[Start of section]

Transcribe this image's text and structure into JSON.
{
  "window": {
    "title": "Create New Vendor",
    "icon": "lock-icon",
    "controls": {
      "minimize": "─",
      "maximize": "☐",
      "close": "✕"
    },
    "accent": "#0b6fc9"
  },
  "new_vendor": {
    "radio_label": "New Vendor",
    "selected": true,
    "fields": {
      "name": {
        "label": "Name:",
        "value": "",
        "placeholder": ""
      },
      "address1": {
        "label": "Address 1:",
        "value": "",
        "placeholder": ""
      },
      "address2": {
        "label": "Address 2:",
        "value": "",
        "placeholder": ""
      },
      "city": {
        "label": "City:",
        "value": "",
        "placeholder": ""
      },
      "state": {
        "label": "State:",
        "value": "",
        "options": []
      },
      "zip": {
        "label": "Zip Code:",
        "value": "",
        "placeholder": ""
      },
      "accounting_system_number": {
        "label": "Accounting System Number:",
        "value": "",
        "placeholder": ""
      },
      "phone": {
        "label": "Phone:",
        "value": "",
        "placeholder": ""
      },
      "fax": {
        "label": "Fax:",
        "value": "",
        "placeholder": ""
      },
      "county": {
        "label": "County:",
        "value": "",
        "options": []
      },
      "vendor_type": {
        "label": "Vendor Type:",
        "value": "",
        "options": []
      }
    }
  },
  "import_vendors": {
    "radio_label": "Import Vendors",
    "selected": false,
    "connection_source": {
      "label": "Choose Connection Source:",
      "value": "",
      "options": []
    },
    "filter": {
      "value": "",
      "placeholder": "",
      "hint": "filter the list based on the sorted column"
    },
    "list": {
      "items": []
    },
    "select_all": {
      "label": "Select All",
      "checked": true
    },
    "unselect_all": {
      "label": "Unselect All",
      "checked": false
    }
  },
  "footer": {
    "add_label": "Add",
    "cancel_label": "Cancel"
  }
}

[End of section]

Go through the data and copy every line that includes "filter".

    "filter": {
      "hint": "filter the list based on the sorted column"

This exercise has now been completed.